### Given data

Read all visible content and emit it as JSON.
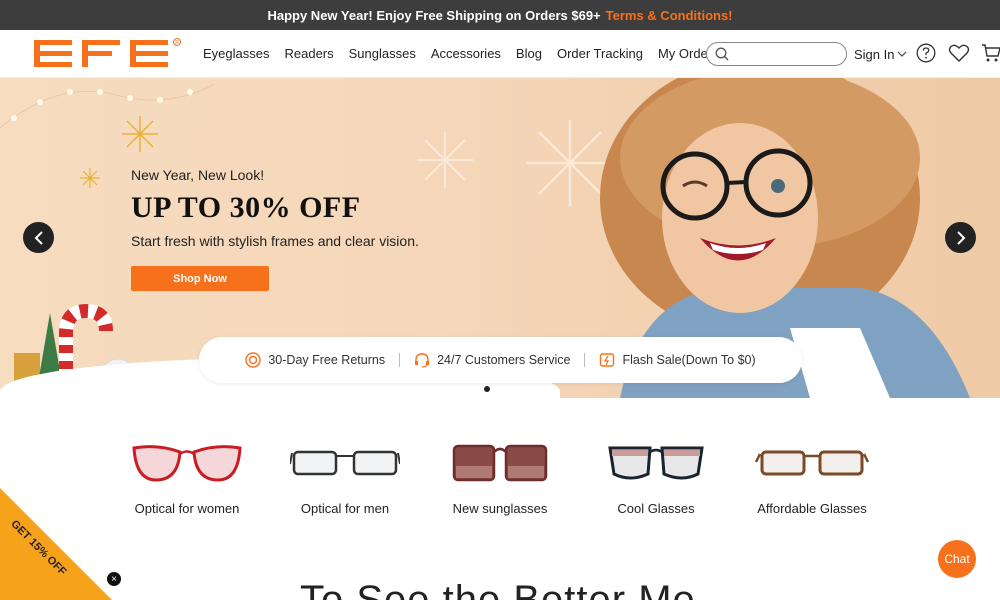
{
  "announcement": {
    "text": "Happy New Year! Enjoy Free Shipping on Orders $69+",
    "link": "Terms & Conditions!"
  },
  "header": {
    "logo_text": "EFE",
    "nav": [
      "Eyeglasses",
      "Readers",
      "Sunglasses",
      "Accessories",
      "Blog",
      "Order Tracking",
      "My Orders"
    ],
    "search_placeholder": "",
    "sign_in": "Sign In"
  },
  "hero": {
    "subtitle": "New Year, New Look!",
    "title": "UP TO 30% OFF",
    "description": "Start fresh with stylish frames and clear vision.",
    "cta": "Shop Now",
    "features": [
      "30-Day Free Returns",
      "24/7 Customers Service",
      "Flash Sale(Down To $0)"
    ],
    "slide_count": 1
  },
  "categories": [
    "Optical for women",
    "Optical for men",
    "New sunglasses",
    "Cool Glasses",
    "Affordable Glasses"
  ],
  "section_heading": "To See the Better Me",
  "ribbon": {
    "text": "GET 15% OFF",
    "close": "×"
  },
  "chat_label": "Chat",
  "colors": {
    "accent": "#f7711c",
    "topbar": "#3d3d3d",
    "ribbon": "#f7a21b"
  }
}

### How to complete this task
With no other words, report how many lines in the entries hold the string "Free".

### Response area
2